## RECORDS SUPPLIED
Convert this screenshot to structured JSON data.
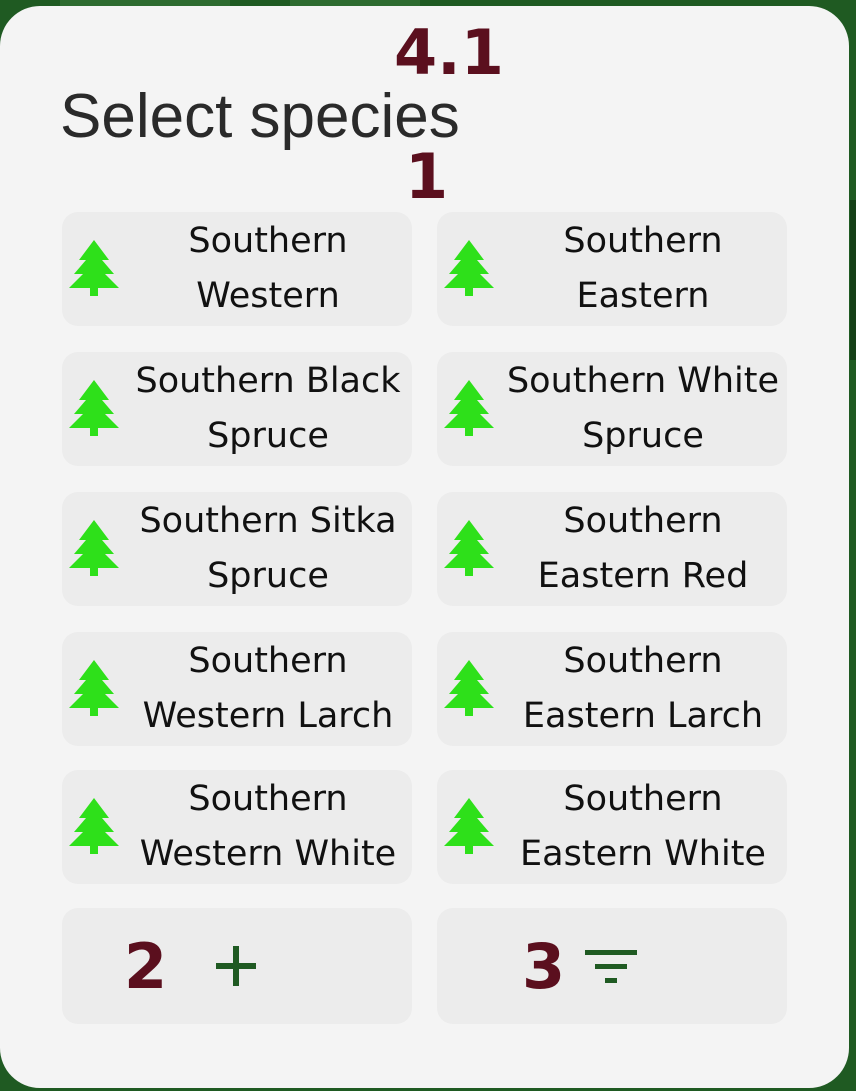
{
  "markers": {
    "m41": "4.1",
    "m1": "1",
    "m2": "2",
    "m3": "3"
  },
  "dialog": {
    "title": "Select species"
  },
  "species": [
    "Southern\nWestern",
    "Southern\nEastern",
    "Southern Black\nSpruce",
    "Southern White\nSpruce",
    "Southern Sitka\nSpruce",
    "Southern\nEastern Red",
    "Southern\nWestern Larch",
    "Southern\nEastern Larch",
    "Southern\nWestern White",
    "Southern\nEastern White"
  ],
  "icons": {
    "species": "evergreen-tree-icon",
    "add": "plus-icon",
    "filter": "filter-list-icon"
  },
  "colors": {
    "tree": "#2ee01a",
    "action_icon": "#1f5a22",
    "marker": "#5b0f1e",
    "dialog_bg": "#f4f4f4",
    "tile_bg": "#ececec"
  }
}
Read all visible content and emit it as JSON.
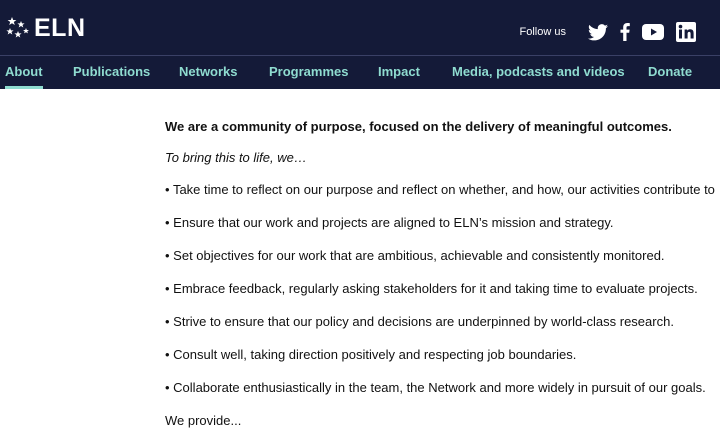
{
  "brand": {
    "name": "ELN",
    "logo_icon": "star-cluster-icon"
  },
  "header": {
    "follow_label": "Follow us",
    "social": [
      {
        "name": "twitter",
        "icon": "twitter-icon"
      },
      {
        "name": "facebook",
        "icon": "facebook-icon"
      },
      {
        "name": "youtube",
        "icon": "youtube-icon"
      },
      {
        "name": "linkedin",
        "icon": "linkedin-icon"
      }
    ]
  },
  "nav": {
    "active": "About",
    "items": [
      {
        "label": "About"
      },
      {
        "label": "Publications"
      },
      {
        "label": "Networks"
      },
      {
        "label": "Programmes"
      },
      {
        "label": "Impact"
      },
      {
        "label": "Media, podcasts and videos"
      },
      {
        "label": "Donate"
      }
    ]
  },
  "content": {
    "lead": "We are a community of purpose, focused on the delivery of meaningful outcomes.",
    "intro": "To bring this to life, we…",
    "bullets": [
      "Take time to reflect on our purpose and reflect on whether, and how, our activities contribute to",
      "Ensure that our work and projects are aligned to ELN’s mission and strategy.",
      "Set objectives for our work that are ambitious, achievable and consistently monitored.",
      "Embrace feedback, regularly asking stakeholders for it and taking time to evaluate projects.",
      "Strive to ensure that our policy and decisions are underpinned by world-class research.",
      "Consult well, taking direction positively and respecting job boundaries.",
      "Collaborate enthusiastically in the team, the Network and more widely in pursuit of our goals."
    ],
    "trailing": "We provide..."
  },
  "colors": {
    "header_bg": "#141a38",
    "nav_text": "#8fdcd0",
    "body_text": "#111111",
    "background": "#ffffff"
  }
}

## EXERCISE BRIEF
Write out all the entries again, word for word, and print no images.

## ANSWER TO THIS TASK
Convert this screenshot to structured JSON data.
{
  "markers": {
    "m41": "4.1",
    "m1": "1",
    "m2": "2",
    "m3": "3"
  },
  "dialog": {
    "title": "Select species"
  },
  "species": [
    "Southern\nWestern",
    "Southern\nEastern",
    "Southern Black\nSpruce",
    "Southern White\nSpruce",
    "Southern Sitka\nSpruce",
    "Southern\nEastern Red",
    "Southern\nWestern Larch",
    "Southern\nEastern Larch",
    "Southern\nWestern White",
    "Southern\nEastern White"
  ],
  "icons": {
    "species": "evergreen-tree-icon",
    "add": "plus-icon",
    "filter": "filter-list-icon"
  },
  "colors": {
    "tree": "#2ee01a",
    "action_icon": "#1f5a22",
    "marker": "#5b0f1e",
    "dialog_bg": "#f4f4f4",
    "tile_bg": "#ececec"
  }
}
Read all visible content and emit it as JSON.
{
  "brand": {
    "name": "ELN",
    "logo_icon": "star-cluster-icon"
  },
  "header": {
    "follow_label": "Follow us",
    "social": [
      {
        "name": "twitter",
        "icon": "twitter-icon"
      },
      {
        "name": "facebook",
        "icon": "facebook-icon"
      },
      {
        "name": "youtube",
        "icon": "youtube-icon"
      },
      {
        "name": "linkedin",
        "icon": "linkedin-icon"
      }
    ]
  },
  "nav": {
    "active": "About",
    "items": [
      {
        "label": "About"
      },
      {
        "label": "Publications"
      },
      {
        "label": "Networks"
      },
      {
        "label": "Programmes"
      },
      {
        "label": "Impact"
      },
      {
        "label": "Media, podcasts and videos"
      },
      {
        "label": "Donate"
      }
    ]
  },
  "content": {
    "lead": "We are a community of purpose, focused on the delivery of meaningful outcomes.",
    "intro": "To bring this to life, we…",
    "bullets": [
      "Take time to reflect on our purpose and reflect on whether, and how, our activities contribute to",
      "Ensure that our work and projects are aligned to ELN’s mission and strategy.",
      "Set objectives for our work that are ambitious, achievable and consistently monitored.",
      "Embrace feedback, regularly asking stakeholders for it and taking time to evaluate projects.",
      "Strive to ensure that our policy and decisions are underpinned by world-class research.",
      "Consult well, taking direction positively and respecting job boundaries.",
      "Collaborate enthusiastically in the team, the Network and more widely in pursuit of our goals."
    ],
    "trailing": "We provide..."
  },
  "colors": {
    "header_bg": "#141a38",
    "nav_text": "#8fdcd0",
    "body_text": "#111111",
    "background": "#ffffff"
  }
}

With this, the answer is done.